New answers tagged

1

Shamir secret sharing scheme is one of the examples.


0

Bitcoin blockchain cryptography algorithm is based on hash function. Finding next coin/block in block chain is equivalent to finding next payload resulting in hash having sufficient amount of leading zeros (adjusting difficult y is based on adjusting value of amount of zeros)


0

I do not agree to all of the combination advantages. All common memory-hard function are at the same time CPU-hard. And I'm not aware of an entropy reducing Password-based KDF in normal scenarios (of course any maximum password length theoretically reduces the entropy for larger pass phrases). There are also disadvantages: From the point of view of ...


2

This is homework, and so I won't give you the answer outright; I will give hints: Hint 1: how could you efficiently generate a random pair $x_1, y_1$ with $x_1^e = y_1$, without resorting to the Oracle? Hint 2: how could you use the above observation to accelerate your algorithm?


12

You have clarified the question as asking about whether replacing ShiftRows with a random byte permutation would strengthen AES against differential attacks. It would not. ShiftRows and MixColumns were carefully selected to work in tandem, such that every byte affects every other byte in the state within just two rounds. MixColumns ensures that every ...
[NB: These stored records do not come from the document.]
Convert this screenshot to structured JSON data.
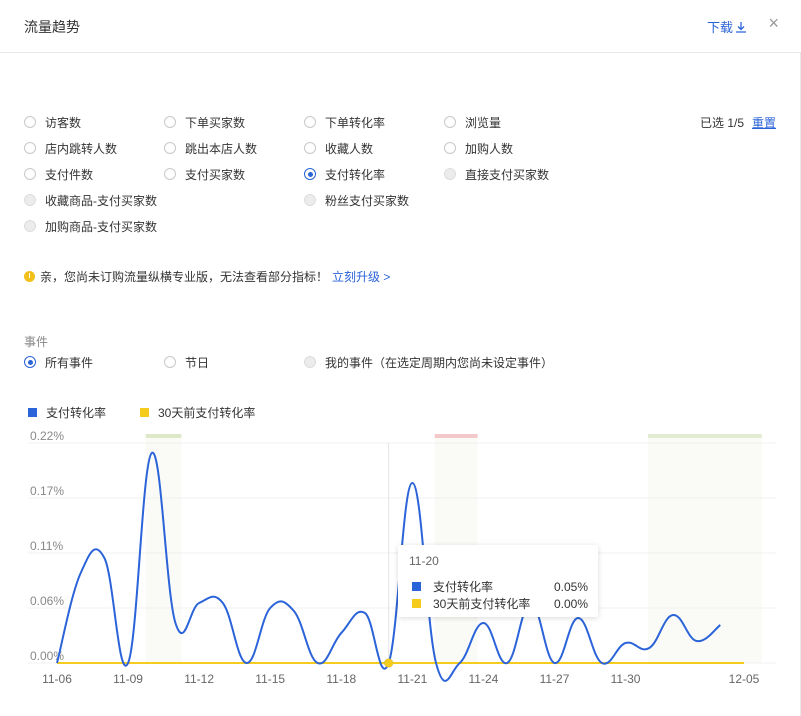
{
  "header": {
    "title": "流量趋势",
    "download_label": "下载",
    "download_icon": "download-icon",
    "close_icon": "×"
  },
  "metrics": {
    "options": [
      {
        "label": "访客数",
        "checked": false,
        "disabled": false
      },
      {
        "label": "下单买家数",
        "checked": false,
        "disabled": false
      },
      {
        "label": "下单转化率",
        "checked": false,
        "disabled": false
      },
      {
        "label": "浏览量",
        "checked": false,
        "disabled": false
      },
      {
        "label": "店内跳转人数",
        "checked": false,
        "disabled": false
      },
      {
        "label": "跳出本店人数",
        "checked": false,
        "disabled": false
      },
      {
        "label": "收藏人数",
        "checked": false,
        "disabled": false
      },
      {
        "label": "加购人数",
        "checked": false,
        "disabled": false
      },
      {
        "label": "支付件数",
        "checked": false,
        "disabled": false
      },
      {
        "label": "支付买家数",
        "checked": false,
        "disabled": false
      },
      {
        "label": "支付转化率",
        "checked": true,
        "disabled": false
      },
      {
        "label": "直接支付买家数",
        "checked": false,
        "disabled": true
      },
      {
        "label": "收藏商品-支付买家数",
        "checked": false,
        "disabled": true
      },
      {
        "label": "粉丝支付买家数",
        "checked": false,
        "disabled": true
      },
      {
        "label": "加购商品-支付买家数",
        "checked": false,
        "disabled": true
      }
    ],
    "selected_text": "已选 1/5",
    "reset_label": "重置"
  },
  "notice": {
    "text": "亲，您尚未订购流量纵横专业版，无法查看部分指标！",
    "link_label": "立刻升级 >"
  },
  "events": {
    "title": "事件",
    "options": [
      {
        "label": "所有事件",
        "checked": true,
        "disabled": false
      },
      {
        "label": "节日",
        "checked": false,
        "disabled": false
      },
      {
        "label": "我的事件（在选定周期内您尚未设定事件）",
        "checked": false,
        "disabled": true
      }
    ]
  },
  "colors": {
    "primary": "#2b63d9",
    "secondary": "#f5cb1e",
    "link": "#2b63d9"
  },
  "chart_data": {
    "type": "line",
    "x": [
      "11-06",
      "11-07",
      "11-08",
      "11-09",
      "11-10",
      "11-11",
      "11-12",
      "11-13",
      "11-14",
      "11-15",
      "11-16",
      "11-17",
      "11-18",
      "11-19",
      "11-20",
      "11-21",
      "11-22",
      "11-23",
      "11-24",
      "11-25",
      "11-26",
      "11-27",
      "11-28",
      "11-29",
      "11-30",
      "12-01",
      "12-02",
      "12-03",
      "12-04",
      "12-05"
    ],
    "xticks": [
      "11-06",
      "11-09",
      "11-12",
      "11-15",
      "11-18",
      "11-21",
      "11-24",
      "11-27",
      "11-30",
      "12-05"
    ],
    "yticks": [
      "0.22%",
      "0.17%",
      "0.11%",
      "0.06%",
      "0.00%"
    ],
    "ylim": [
      0,
      0.22
    ],
    "series": [
      {
        "name": "支付转化率",
        "color": "#2b63d9",
        "values": [
          0,
          0.09,
          0.105,
          0,
          0.21,
          0.04,
          0.06,
          0.06,
          0,
          0.055,
          0.052,
          0,
          0.03,
          0.05,
          0,
          0.18,
          0,
          0,
          0.04,
          0,
          0.06,
          0,
          0.045,
          0,
          0.02,
          0.015,
          0.048,
          0.022,
          0.038,
          null
        ]
      },
      {
        "name": "30天前支付转化率",
        "color": "#f5cb1e",
        "values": [
          0,
          0,
          0,
          0,
          0,
          0,
          0,
          0,
          0,
          0,
          0,
          0,
          0,
          0,
          0,
          0,
          0,
          0,
          0,
          0,
          0,
          0,
          0,
          0,
          0,
          0,
          0,
          0,
          0,
          0
        ]
      }
    ],
    "tooltip": {
      "date": "11-20",
      "rows": [
        {
          "name": "支付转化率",
          "value": "0.05%",
          "color": "#2b63d9"
        },
        {
          "name": "30天前支付转化率",
          "value": "0.00%",
          "color": "#f5cb1e"
        }
      ]
    }
  }
}
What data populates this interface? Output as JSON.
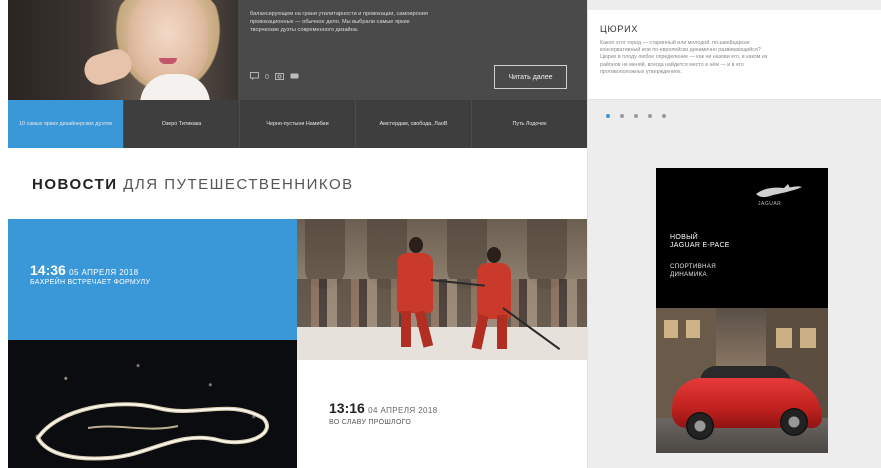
{
  "hero": {
    "text_lines": [
      "балансирующем на грани утилитарности и провокации, самоирония",
      "провокационных — обычное дело. Мы выбрали самые яркие",
      "творческие дуэты современного дизайна."
    ],
    "icon_count": "0",
    "read_more_label": "Читать далее"
  },
  "tabs": [
    {
      "label": "10 самых ярких дизайнерских дуэтов",
      "active": true
    },
    {
      "label": "Озеро Титикака",
      "active": false
    },
    {
      "label": "Черно-пустыни Намибии",
      "active": false
    },
    {
      "label": "Амстердам, свобода, ЛаоВ",
      "active": false
    },
    {
      "label": "Путь Лодочек",
      "active": false
    }
  ],
  "news": {
    "title_bold": "НОВОСТИ",
    "title_light": "ДЛЯ ПУТЕШЕСТВЕННИКОВ",
    "items": [
      {
        "time": "14:36",
        "date": "05 АПРЕЛЯ 2018",
        "headline": "БАХРЕЙН ВСТРЕЧАЕТ ФОРМУЛУ"
      },
      {
        "time": "13:16",
        "date": "04 АПРЕЛЯ 2018",
        "headline": "ВО СЛАВУ ПРОШЛОГО"
      }
    ]
  },
  "sidebar": {
    "title": "ЦЮРИХ",
    "text_lines": [
      "Какое этот город — старинный или молодой, по-швейцарски",
      "консервативный или по-европейски динамично развивающийся?",
      "Цюрих в плоду любое определение — как ни назови его, в каком из",
      "районов не меняй, всегда найдется место в нём — и в его",
      "противоположных утверждениях."
    ],
    "slider_dots": 5,
    "active_dot": 0
  },
  "ad": {
    "brand": "JAGUAR",
    "headline_1": "НОВЫЙ",
    "headline_2": "JAGUAR E-PACE",
    "sub_1": "СПОРТИВНАЯ",
    "sub_2": "ДИНАМИКА"
  },
  "colors": {
    "accent_blue": "#3a98d8",
    "dark_bar": "#3e3e3e",
    "hero_bg": "#4a4a4a",
    "sidebar_bg": "#ededed"
  },
  "icons": [
    "comment-icon",
    "camera-icon",
    "share-icon"
  ]
}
7

I assume that you mean the S-box. The answer is NO! Randomly chosen S-boxes are not good choices for differential and linear cryptanalysis. When Biham and Shamir presented differential attacks on DES, one of the things that they showed was that if you replace the S-boxes in DES with randomly chosen ones, then the differential attack becomes much more ...


0

Sure. $\langle\{s_1,s_2,s_3,...,s_n\},\{\text{selected}_{\hspace{.03 in}1},\text{selected}_{\hspace{.04 in}2},\text{selected}_{\hspace{.03 in}3},...,\text{selected}_{\hspace{.04 in}m}\hspace{-0.03 in}\}\rangle \; \mapsto$ prefixfree$\left(\hspace{-0.02 in}s_{\text{selected}_1}\hspace{-0.03 in}\right)$ || prefixfree$\left(\hspace{-0.02 ...


3

I've been toying around with your function, and I've come to the conclusion it's not memory hard. The amount of required memory can be reduced to at maximum digestsize * 3 * rounds. The first problem is that the entropy does not avalanche throughout the state, but stays localized. For example, after 1 round the state of the 2nd block only depends on the ...



Top 50 recent answers are included